No thunderbolts. - David Lyga
Last edited by David Lyga; 07-21-2012 at 10:35 AM. Click to view previous post history.
Sponsored Ad. (Subscribers to APUG have the option to remove this ad.)
With a Jobo processor and tanks processing C41 film is easy. So is slides and black & white film.
Warning!! Handling a Hasselblad can be harmful to your financial well being!
Nothing beats a great piece of glass!
I leave the digital work for the urologists and proctologists.
I've always wanted to have a bit of a dabble with processing colour film, but it's never been a high enough priority to actually do anything about it. This thread (and the amount of C41 & E6 in my freezer that's just past expiry since I'm too tight to pay for processing!) my has inspired me to give it a go. One query though, and sorry if I've overlooked it in one of the posts here, but would it be a good idea to have different equipment (ie, tanks & reels) kept specifically for each process? I've got two plastic Patterson tanks, a 5x35 and a 2x35 which do all my B&W in 35, 120 & 4x5, would it be a bad idea to use the same gear for colour & b&W? Or is it just a case of making sure everything is washed really well?
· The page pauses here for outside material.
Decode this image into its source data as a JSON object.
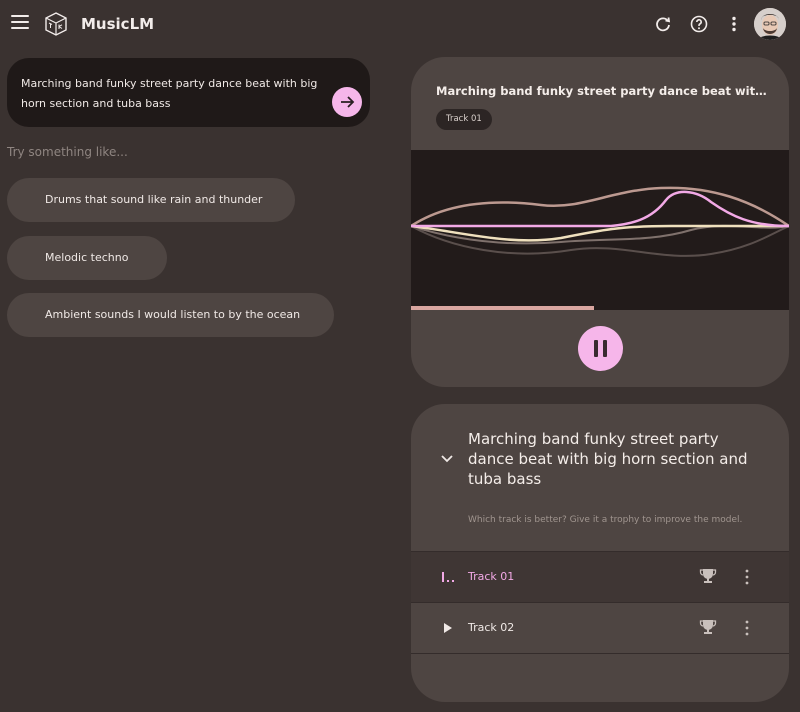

My goal in life, is to be as good a person as my dog already thinks I am.
No need for separate tools, just rinse well.
Mark Barendt, Beaverton, OR
"We do not see things the way they are. We see things the way we are." Anaïs Nin
Worry not about using the same tanks and reels. Markbarendt speaks the truth. - David Lyga
Fantastic to know, thanks guys. I'm waiting on an order of raw chem to be ready to collect, I've seen Tetenal kits at this same place in the past, will have to grab one when I pick this order up.
My goal in life, is to be as good a person as my dog already thinks I am.